NASA’s SUV-sized Curiosity Mars rover is the most powerful science robot ever dispatched as Humanity’s emissary to the surface of the Red Planet. She is searching for Signs of Life and may shed light on the ultimate questions – “Are We Alone?” – “Where do We fit In?
Curiosity is NASA’s first Astrobiology mission to Mars since the twin Viking landers of the 1970’s.
TIME’s editors are soliciting your input on worthy candidates for Person of the Year, although they will choose the ultimate winner.
You have until 11:59 p.m. on Dec. 12 to cast your vote. The winner of the people’s choice will be announced on Dec. 14. The magazine itself with the ultimate winner appears on newsstands on Dec. 21
Image caption: Curiosity trundling across Mars surface inside Gale Crater on Sol 24 (Aug. 30, 2012). Colorized mosaic stitched together from Navcam images. This panorama is featured on PBS NOVA ‘Ultimate Mars Challenge’ documentary which premiered on PBS TV on Nov. 14. Credit: NASA / JPL-Caltech / Ken Kremer / Marco Di Lorenzo

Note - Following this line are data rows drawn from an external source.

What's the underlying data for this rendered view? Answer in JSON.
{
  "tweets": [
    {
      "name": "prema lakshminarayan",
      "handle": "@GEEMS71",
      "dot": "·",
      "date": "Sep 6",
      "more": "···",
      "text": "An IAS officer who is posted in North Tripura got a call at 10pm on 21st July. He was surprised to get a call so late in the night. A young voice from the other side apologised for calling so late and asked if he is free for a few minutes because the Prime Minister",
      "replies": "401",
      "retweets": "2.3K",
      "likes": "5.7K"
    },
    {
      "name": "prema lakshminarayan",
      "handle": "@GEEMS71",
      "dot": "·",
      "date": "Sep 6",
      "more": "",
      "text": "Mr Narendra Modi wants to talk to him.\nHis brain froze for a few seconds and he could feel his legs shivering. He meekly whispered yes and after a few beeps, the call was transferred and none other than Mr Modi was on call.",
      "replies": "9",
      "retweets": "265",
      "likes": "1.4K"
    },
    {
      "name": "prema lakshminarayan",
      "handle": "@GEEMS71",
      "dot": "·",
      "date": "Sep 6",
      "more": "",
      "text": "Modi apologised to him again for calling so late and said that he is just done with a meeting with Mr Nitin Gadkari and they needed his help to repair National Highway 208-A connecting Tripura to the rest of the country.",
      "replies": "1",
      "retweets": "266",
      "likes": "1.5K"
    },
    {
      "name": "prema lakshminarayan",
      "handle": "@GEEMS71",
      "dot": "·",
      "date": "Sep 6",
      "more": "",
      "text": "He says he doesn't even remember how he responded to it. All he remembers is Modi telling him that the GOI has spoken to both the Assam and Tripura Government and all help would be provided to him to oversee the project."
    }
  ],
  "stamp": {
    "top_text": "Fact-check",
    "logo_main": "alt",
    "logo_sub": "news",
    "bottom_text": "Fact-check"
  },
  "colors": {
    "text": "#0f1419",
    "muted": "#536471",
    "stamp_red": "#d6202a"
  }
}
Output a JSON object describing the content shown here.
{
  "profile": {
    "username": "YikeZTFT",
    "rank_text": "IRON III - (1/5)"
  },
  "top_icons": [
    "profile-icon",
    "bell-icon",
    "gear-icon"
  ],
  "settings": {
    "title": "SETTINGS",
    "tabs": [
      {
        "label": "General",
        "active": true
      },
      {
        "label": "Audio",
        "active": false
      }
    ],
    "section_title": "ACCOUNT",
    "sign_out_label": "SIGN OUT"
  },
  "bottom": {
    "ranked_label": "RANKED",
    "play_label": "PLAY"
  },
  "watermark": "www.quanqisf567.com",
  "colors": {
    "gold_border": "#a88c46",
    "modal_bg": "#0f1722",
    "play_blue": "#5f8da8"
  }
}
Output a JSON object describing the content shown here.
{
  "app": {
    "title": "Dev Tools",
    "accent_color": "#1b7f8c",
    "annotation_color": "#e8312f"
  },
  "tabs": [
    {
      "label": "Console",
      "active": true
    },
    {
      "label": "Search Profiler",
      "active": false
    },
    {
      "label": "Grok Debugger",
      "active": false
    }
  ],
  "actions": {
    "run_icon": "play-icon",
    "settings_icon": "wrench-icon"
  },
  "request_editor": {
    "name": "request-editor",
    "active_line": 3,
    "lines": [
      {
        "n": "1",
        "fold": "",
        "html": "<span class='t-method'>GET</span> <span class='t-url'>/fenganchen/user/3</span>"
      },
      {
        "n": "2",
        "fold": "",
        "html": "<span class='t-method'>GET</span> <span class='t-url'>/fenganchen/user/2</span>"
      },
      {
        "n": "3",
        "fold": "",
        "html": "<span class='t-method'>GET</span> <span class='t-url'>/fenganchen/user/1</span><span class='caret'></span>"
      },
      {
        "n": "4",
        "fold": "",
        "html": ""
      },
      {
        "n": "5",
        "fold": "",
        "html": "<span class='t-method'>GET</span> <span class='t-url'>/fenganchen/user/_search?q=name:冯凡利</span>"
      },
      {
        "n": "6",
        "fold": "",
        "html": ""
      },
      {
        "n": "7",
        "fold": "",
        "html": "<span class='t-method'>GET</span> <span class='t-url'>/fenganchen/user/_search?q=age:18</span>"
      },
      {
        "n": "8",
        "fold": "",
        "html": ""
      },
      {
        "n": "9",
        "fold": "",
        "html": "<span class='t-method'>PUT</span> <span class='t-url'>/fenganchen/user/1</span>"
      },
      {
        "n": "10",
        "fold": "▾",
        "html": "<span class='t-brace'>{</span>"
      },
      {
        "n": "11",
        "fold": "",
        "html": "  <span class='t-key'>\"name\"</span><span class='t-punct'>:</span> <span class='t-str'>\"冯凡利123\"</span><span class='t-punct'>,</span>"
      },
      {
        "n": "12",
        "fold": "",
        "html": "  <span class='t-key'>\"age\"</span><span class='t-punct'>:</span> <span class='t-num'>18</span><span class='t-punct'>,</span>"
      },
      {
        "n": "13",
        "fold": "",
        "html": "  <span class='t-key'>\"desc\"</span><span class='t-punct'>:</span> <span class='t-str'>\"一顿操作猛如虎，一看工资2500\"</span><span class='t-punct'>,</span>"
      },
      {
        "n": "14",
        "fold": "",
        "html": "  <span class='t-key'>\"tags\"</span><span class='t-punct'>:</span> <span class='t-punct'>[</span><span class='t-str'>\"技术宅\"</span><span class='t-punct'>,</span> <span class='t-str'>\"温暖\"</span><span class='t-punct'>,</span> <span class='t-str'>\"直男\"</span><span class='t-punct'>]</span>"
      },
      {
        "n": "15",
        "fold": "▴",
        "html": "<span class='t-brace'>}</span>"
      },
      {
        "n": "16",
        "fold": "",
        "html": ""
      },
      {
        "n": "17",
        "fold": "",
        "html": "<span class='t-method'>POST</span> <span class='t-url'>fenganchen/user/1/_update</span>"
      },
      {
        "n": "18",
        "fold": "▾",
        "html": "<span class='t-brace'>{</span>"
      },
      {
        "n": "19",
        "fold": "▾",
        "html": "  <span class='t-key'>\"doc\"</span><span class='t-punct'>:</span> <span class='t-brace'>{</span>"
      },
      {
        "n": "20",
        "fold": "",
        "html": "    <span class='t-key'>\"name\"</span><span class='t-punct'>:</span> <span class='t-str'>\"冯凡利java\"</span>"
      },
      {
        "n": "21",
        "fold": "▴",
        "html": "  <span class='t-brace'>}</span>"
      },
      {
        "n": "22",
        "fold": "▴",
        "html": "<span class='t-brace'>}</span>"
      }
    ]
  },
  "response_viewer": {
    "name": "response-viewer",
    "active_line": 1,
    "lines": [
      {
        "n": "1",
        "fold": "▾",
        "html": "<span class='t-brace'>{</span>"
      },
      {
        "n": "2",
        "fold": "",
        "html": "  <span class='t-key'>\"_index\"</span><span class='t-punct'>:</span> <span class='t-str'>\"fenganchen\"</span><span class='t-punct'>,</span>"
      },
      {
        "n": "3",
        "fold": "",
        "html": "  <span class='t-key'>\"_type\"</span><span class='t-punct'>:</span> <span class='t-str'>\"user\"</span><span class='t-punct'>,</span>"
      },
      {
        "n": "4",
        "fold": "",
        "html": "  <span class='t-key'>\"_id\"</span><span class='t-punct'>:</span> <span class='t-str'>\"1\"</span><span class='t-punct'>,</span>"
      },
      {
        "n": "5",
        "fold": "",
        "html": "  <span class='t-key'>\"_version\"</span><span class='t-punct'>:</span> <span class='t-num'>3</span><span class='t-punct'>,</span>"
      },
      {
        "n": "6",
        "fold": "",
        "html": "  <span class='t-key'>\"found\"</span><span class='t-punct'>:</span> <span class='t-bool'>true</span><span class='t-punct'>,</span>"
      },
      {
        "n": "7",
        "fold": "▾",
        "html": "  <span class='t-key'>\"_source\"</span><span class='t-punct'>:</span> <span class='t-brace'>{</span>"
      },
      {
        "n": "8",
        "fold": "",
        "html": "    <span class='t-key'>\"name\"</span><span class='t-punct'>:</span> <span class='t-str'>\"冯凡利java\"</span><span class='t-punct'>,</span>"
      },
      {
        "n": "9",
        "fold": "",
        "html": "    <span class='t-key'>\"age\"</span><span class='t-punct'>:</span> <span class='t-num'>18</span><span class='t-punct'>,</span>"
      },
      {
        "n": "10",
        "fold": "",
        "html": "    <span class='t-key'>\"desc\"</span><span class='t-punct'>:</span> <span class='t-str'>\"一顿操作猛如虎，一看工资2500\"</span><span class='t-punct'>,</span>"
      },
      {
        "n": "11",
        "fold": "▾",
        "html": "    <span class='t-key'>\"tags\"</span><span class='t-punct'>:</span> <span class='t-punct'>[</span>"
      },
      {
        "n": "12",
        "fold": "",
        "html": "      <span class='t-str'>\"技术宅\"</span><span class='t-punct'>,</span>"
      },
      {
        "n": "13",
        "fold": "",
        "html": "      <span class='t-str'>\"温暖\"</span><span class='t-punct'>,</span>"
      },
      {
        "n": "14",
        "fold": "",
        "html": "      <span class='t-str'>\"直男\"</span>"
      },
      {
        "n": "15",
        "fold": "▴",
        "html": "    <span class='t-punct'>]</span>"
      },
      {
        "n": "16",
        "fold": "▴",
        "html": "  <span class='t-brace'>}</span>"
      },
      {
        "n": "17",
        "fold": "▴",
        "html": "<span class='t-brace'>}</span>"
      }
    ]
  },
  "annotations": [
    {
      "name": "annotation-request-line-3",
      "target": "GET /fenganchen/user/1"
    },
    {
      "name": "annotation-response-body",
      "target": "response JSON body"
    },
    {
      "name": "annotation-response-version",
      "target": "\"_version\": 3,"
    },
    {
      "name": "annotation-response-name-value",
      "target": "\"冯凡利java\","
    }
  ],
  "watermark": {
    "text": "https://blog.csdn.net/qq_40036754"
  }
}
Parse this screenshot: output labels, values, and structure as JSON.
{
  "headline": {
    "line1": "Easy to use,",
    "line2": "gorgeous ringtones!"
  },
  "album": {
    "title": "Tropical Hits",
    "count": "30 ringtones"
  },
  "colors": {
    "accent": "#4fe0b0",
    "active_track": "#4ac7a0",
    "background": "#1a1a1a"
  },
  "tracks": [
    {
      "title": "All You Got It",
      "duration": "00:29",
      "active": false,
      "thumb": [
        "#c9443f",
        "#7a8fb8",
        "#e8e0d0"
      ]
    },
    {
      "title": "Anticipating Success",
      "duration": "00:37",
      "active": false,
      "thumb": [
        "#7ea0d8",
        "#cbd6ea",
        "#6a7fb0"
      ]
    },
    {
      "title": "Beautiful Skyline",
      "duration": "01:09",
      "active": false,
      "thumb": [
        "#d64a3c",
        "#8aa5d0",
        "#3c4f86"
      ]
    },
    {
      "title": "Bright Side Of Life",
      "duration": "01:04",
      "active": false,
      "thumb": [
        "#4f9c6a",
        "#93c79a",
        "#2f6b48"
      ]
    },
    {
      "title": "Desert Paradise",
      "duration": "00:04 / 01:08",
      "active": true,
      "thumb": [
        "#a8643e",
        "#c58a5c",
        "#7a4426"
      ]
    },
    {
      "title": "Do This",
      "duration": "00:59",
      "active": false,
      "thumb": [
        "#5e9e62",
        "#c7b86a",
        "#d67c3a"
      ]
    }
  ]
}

Read TIME’s statement about voting for Curiosity:
You may own a cool car — you may even own a truly great car — but it’s a cinch that no matter how fantastic it is, it can never be anything more than the second best car in the solar system. The greatest of all is the Mars Curiosity rover, one ton of SUV-size machine now 160 million miles from Earth and trundling across the Martian surface. It was the rover’s landing on Mars last August that first caught people’s eyes: an improbable operation that required a hovering mother ship to lower the rover to the surface on cables like a $2.5 billion marionette. But it’s the two years of exploration Curiosity has ahead of it — with a suite of instruments 10 times as large as any ever carried to Mars before — that will make real news. NASA built the country one sweet ride, and yes, alas, it’s sweeter than yours.
Cast your vote for Curiosity now, and avoid the long lines – before it’s too late
Learn more about Curiosity’s groundbreaking discoveries and NASA missions at my upcoming pair of free presentations for the general public at two colleges in New Jersey:
Dec 6: Free Public lecture titled “Atlantis, The Premature End of America’s Shuttle Program and What’s Beyond for NASA” including Curiosity, Orion, SpaceX and more by Ken Kremer at Brookdale Community College/Monmouth Museum and STAR Astronomy club in Lincroft, NJ at 8 PM
Dec 11: Free Public lecture titled “Curiosity and the Search for Life on Mars (in 3 D)” and more by Ken Kremer at Princeton University and the Amateur Astronomers Association of Princeton (AAAP) in Princeton, NJ at 8 PM – Princeton U Campus at Peyton Hall, Astrophysics Dept.